Cigna has launched a program intended to cap out-of-pocket expenses for diabetes patients who are reliant on insulin.
Under the Patient Assurance Program, announced Wednesday by Cigna in partnership with Express Scripts, eligible people with diabetes in participating plans will pay no more than $25 for a 30-day supply of insulin.
The program will be available to members in participating non-government funded pharmacy plans managed by Express Scripts, including Cigna and other health plans, with out-of-pocket costs for insulin greater than $25 out of pocket costs for insulin include deductibles, copays or coinsurance.
In most cases, people who use insulin will see lower out-of-pocket costs without any increased cost to the plan, according to the company.
Cigna and Express Scripts clients will activate this new program for participating plans by moving covered insulin products to a lower copayment.
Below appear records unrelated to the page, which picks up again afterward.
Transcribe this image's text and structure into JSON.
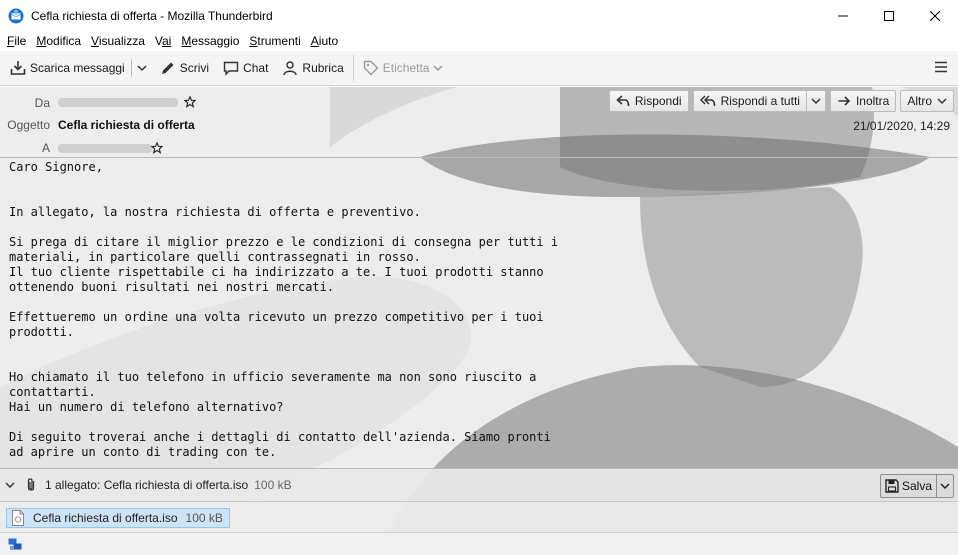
{
  "window": {
    "title": "Cefla richiesta di offerta - Mozilla Thunderbird"
  },
  "menubar": [
    {
      "accel": "F",
      "rest": "ile"
    },
    {
      "accel": "M",
      "rest": "odifica"
    },
    {
      "accel": "V",
      "rest": "isualizza"
    },
    {
      "accel": "V",
      "rest": "ai"
    },
    {
      "accel": "M",
      "rest": "essaggio"
    },
    {
      "accel": "S",
      "rest": "trumenti"
    },
    {
      "accel": "A",
      "rest": "iuto"
    }
  ],
  "toolbar": {
    "get_messages": "Scarica messaggi",
    "write": "Scrivi",
    "chat": "Chat",
    "address_book": "Rubrica",
    "tag": "Etichetta"
  },
  "header": {
    "from_label": "Da",
    "subject_label": "Oggetto",
    "to_label": "A",
    "subject": "Cefla richiesta di offerta",
    "date": "21/01/2020, 14:29",
    "reply": "Rispondi",
    "reply_all": "Rispondi a tutti",
    "forward": "Inoltra",
    "more": "Altro"
  },
  "body": {
    "lines": [
      "Caro Signore,",
      "",
      "",
      "In allegato, la nostra richiesta di offerta e preventivo.",
      "",
      "Si prega di citare il miglior prezzo e le condizioni di consegna per tutti i",
      "materiali, in particolare quelli contrassegnati in rosso.",
      "Il tuo cliente rispettabile ci ha indirizzato a te. I tuoi prodotti stanno",
      "ottenendo buoni risultati nei nostri mercati.",
      "",
      "Effettueremo un ordine una volta ricevuto un prezzo competitivo per i tuoi",
      "prodotti.",
      "",
      "",
      "Ho chiamato il tuo telefono in ufficio severamente ma non sono riuscito a",
      "contattarti.",
      "Hai un numero di telefono alternativo?",
      "",
      "Di seguito troverai anche i dettagli di contatto dell'azienda. Siamo pronti",
      "ad aprire un conto di trading con te."
    ]
  },
  "attachments": {
    "summary": "1 allegato: Cefla richiesta di offerta.iso",
    "summary_size": "100 kB",
    "save": "Salva",
    "items": [
      {
        "name": "Cefla richiesta di offerta.iso",
        "size": "100 kB"
      }
    ]
  },
  "icons": {
    "app": "thunderbird-icon",
    "minimize": "minimize-icon",
    "maximize": "maximize-icon",
    "close": "close-icon",
    "get_messages": "download-tray-icon",
    "write": "pencil-icon",
    "chat": "chat-bubble-icon",
    "address_book": "contacts-icon",
    "tag": "tag-icon",
    "menu": "hamburger-icon",
    "reply": "reply-icon",
    "reply_all": "reply-all-icon",
    "forward": "forward-icon",
    "star": "star-icon",
    "paperclip": "paperclip-icon",
    "save": "floppy-disk-icon",
    "file": "file-icon",
    "status": "network-status-icon"
  },
  "colors": {
    "selection": "#cde3f7",
    "selection_border": "#9cc6ea",
    "accent": "#1565c0"
  }
}
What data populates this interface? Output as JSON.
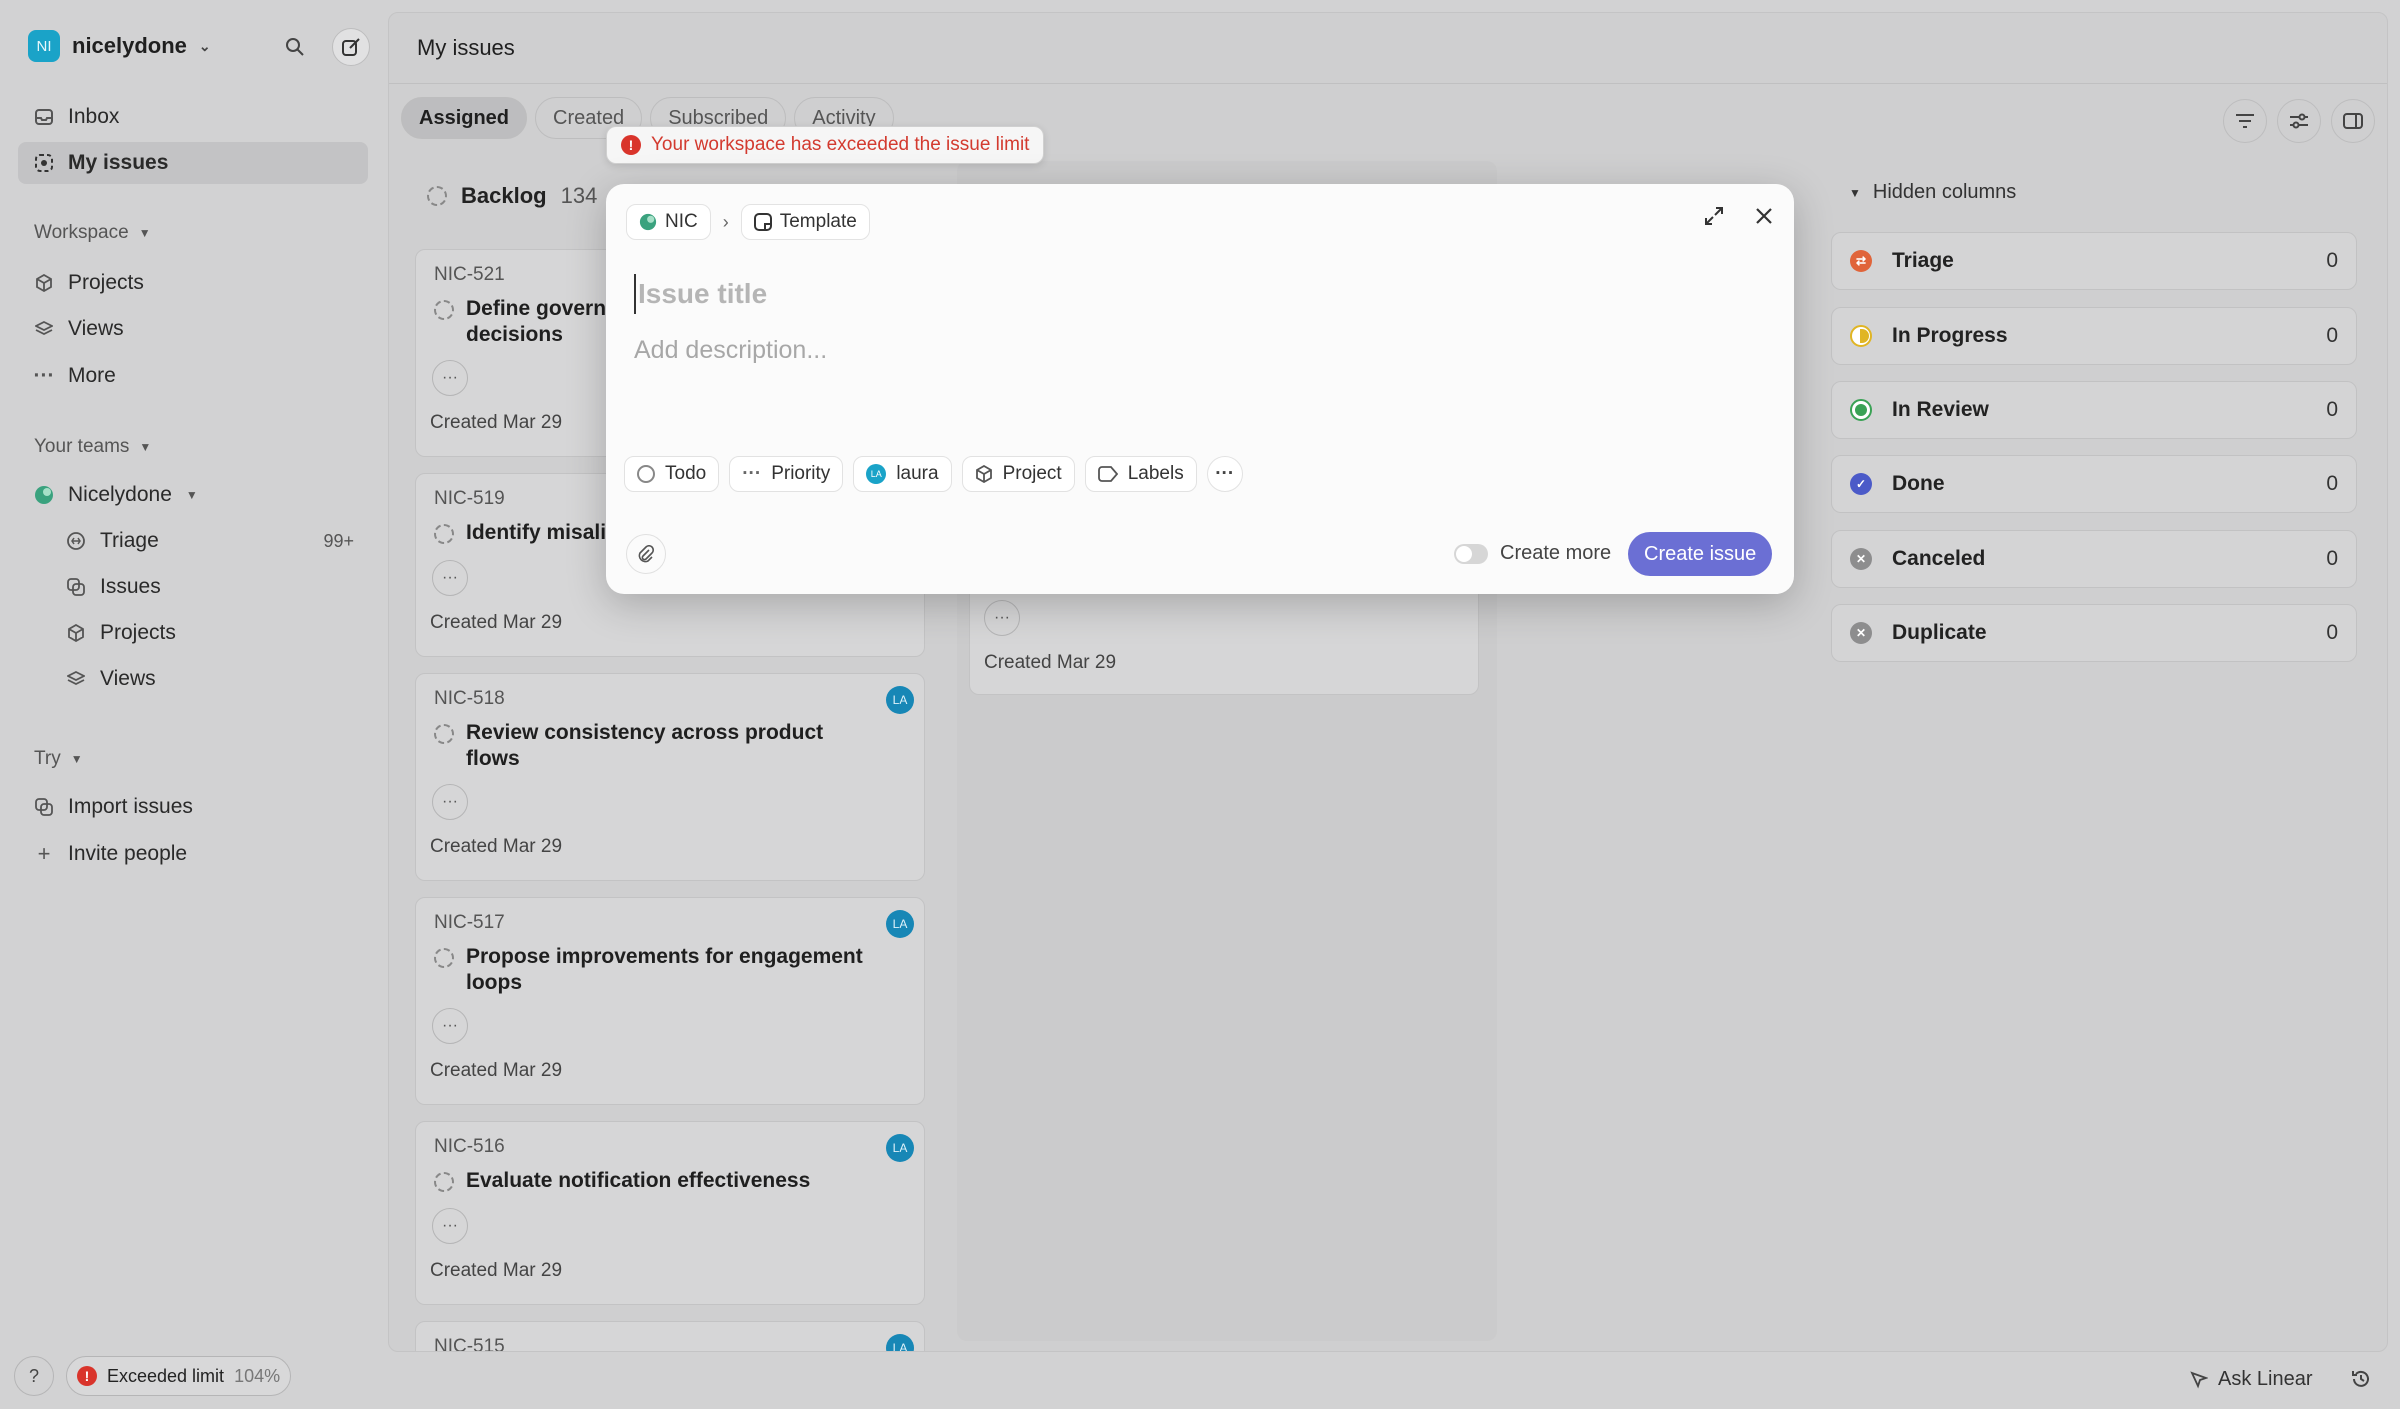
{
  "workspace": {
    "name": "nicelydone",
    "initials": "NI"
  },
  "sidebar": {
    "inbox": "Inbox",
    "my_issues": "My issues",
    "workspace_header": "Workspace",
    "projects": "Projects",
    "views": "Views",
    "more": "More",
    "your_teams": "Your teams",
    "team_name": "Nicelydone",
    "triage": "Triage",
    "triage_count": "99+",
    "issues": "Issues",
    "team_projects": "Projects",
    "team_views": "Views",
    "try": "Try",
    "import_issues": "Import issues",
    "invite_people": "Invite people"
  },
  "footer": {
    "help": "?",
    "limit_label": "Exceeded limit",
    "limit_pct": "104%",
    "ask": "Ask Linear"
  },
  "main": {
    "title": "My issues",
    "tabs": [
      "Assigned",
      "Created",
      "Subscribed",
      "Activity"
    ],
    "backlog_label": "Backlog",
    "backlog_count": "134",
    "cards": [
      {
        "id": "NIC-521",
        "title": "Define governance for product decisions",
        "title_visible": "Define govern",
        "title_line2": "decisions",
        "created": "Created Mar 29",
        "avatar": ""
      },
      {
        "id": "NIC-519",
        "title": "Identify misalignment",
        "title_visible": "Identify misali",
        "title_line2": "",
        "created": "Created Mar 29",
        "avatar": ""
      },
      {
        "id": "NIC-518",
        "title": "Review consistency across product flows",
        "title_visible": "Review consistency across product",
        "title_line2": "flows",
        "created": "Created Mar 29",
        "avatar": "LA"
      },
      {
        "id": "NIC-517",
        "title": "Propose improvements for engagement loops",
        "title_visible": "Propose improvements for engagement",
        "title_line2": "loops",
        "created": "Created Mar 29",
        "avatar": "LA"
      },
      {
        "id": "NIC-516",
        "title": "Evaluate notification effectiveness",
        "title_visible": "Evaluate notification effectiveness",
        "title_line2": "",
        "created": "Created Mar 29",
        "avatar": "LA"
      },
      {
        "id": "NIC-515",
        "title": "",
        "title_visible": "",
        "title_line2": "",
        "created": "",
        "avatar": "LA"
      }
    ],
    "ghost_created": "Created Mar 29",
    "hidden_columns_label": "Hidden columns",
    "hidden_columns": [
      {
        "name": "Triage",
        "count": "0",
        "color": "#e0643a"
      },
      {
        "name": "In Progress",
        "count": "0",
        "color": "#e0b524"
      },
      {
        "name": "In Review",
        "count": "0",
        "color": "#3aa255"
      },
      {
        "name": "Done",
        "count": "0",
        "color": "#4b5ac8"
      },
      {
        "name": "Canceled",
        "count": "0",
        "color": "#8d8d8e"
      },
      {
        "name": "Duplicate",
        "count": "0",
        "color": "#8d8d8e"
      }
    ]
  },
  "toast": {
    "message": "Your workspace has exceeded the issue limit"
  },
  "modal": {
    "team": "NIC",
    "template": "Template",
    "title_placeholder": "Issue title",
    "desc_placeholder": "Add description...",
    "status": "Todo",
    "priority": "Priority",
    "assignee": "laura",
    "assignee_initials": "LA",
    "project": "Project",
    "labels": "Labels",
    "create_more": "Create more",
    "create_issue": "Create issue"
  },
  "colors": {
    "accent": "#6b6fd4",
    "error": "#d9342b",
    "avatar": "#1aa3c8"
  }
}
Last year, patients paid an average of $41.50 a month out of pocket, including deductibles, copays or coinsurance, for the lifesaving diabetes drug, the company said.
Cigna said individuals eligible for the new program could save approximately 40 percent.
The move follows the US Food and Drug Administration’s announcement Tuesday that it intends to bring competition to the insulin market as a way to lower prices.
Commissioner Dr. Scott Gottlieb said the FDA would change how insulin is regulated in order to enable products that are biosimilar to (or interchangeable with) insulin to come to market.
People with diabetes are prescribed insulin because their bodies either do not produce it (as with Type 1 diabetes) or do not use it properly (as with Type 2 diabetes). There are more than 20 types of insulin sold in the United States, according to the American Diabetes Association.
The annual cost of diabetes, gestational diabetes, and prediabetes in the United States skyrocketed to $322 billion in 2012, a 48 percent increase in just five years, according to the ADA.
About 31 percent of American adults with diabetes reported taking insulin in 2011, according to the US Centers for Disease Control and Prevention, while the diabetes association reported that 23.1 million Americans had been diagnosed with diabetes in 2015.
The Health Care Cost Institute, an independent research group funded by four health insurance companies, found that individuals with Type 1 diabetes spent, on average, $5,705 per person on insulin in 2016, an increase of $2,841 since 2012.
More than a quarter of the approximately 24 million Americans who are diagnosed with diabetes use insulin – alone or along with other medications – to keep their blood glucose levels in check, according to research from Express Scripts.
A recent Yale study highlighted the effects of this issue, showing that 1 in 4 people with diabetes who use insulin admitted to cutting back on the use of insulin because of cost.